In addition to adaptability, you should also strive to improve your marketable skills. Find out what skills your employer values, and what skills can help your employer. Then, work to acquire them. Find out what certifications you might need to improve your job performance. You can also work to improve your communication skills (written and oral), and find other ways to be of use. You might be able to take seminars, or classes, to help you improve your skills.
Be a Problem Solver
Creative problem solving will almost always be valued. If you can develop problem solving skills, you are more likely to enjoy better job security. Look for ways to improve matters at your job. This can include finding creative ways to boost productivity, cut costs or satisfy customers. The idea is to show that you are someone who helps get things done, spotting helpful solutions to problems, rather than doing little more than pointing them out. Develop a reputation as a go-to person for creative solutions, and keep your job longer.
Have a Positive Attitude
Your attitude can also have an impact on your workplace, and your ability to do your job — and retain your employment. Someone with a bitter, poisonous attitude can can case all sorts of problems at work. If you are resentful, and show an attitude of entitlement, you can lower morale. Additionally, you might be among the first of those let go during tough economic times.
A positive attitude can help your co-workers keep going. Plus, if you do your job cheerfully, you will be considered an asset to your company — especially when added to your flexibility, additional skills and problem solving abilities.
Don’t Become the Only Expert on One Topic
Some people make the mistake thinking being indispensable means they master one aspect of their job and become the sole expert at their company. They think that by doing this they are indispensable and can’t be fired since they are the only one who knows how to format the TPS report, for example. What this attitude really does is lock you into one position with no room for advancement. How can the company promote you if you’re the only one who can do your job? It can also put you on a fast track to being irrelevant. One new system or technological change can make what you do obsolete. You’re better off following the tips above than making yourself the “indispenable” expert.

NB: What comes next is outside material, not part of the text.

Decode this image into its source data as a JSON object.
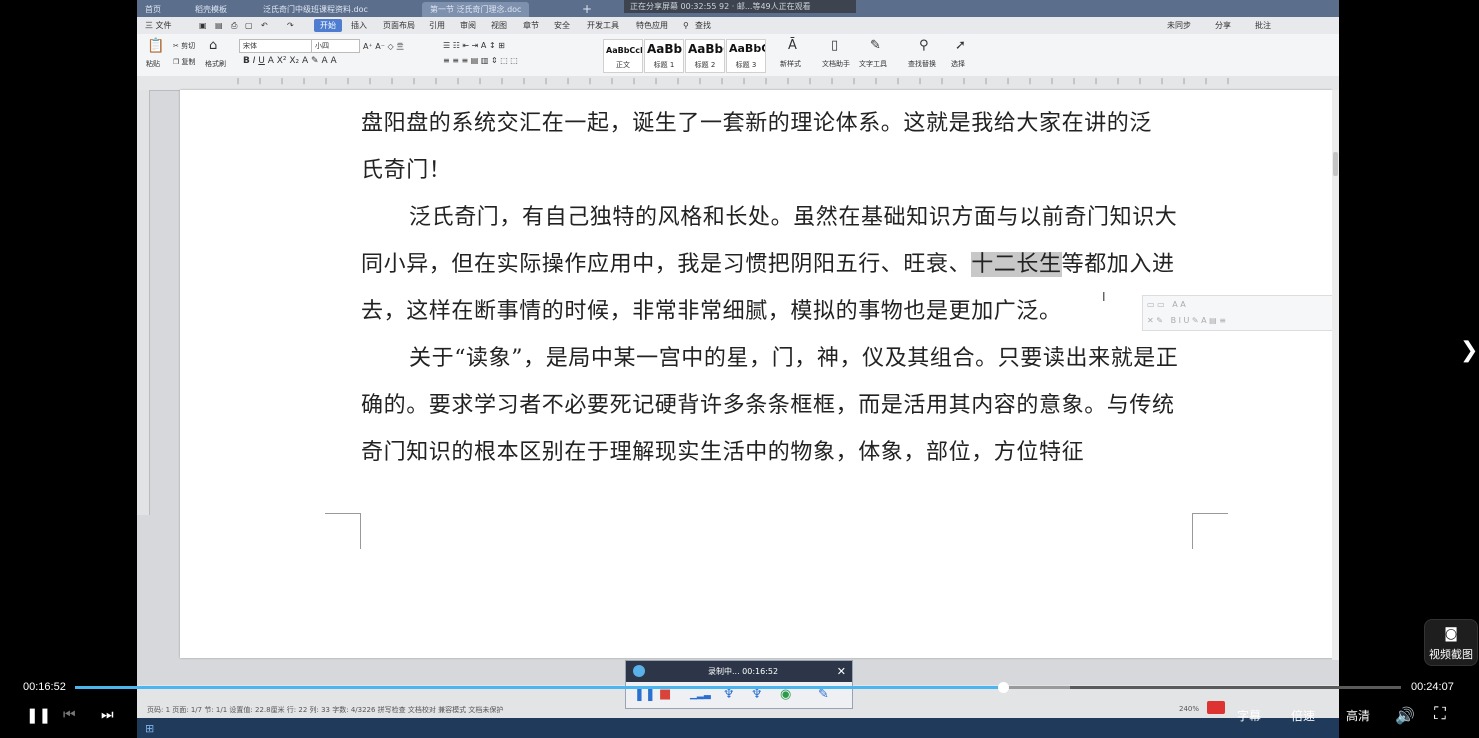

In order to improve your ability to do your job, and to show your value to your employer, it can help to take an active approach. Look for ways to adapt to the changing economy and business environment, and find ways to solve problems at your workplace. With a little extra effort, you can increase the chances that you survive the next round of lay offs.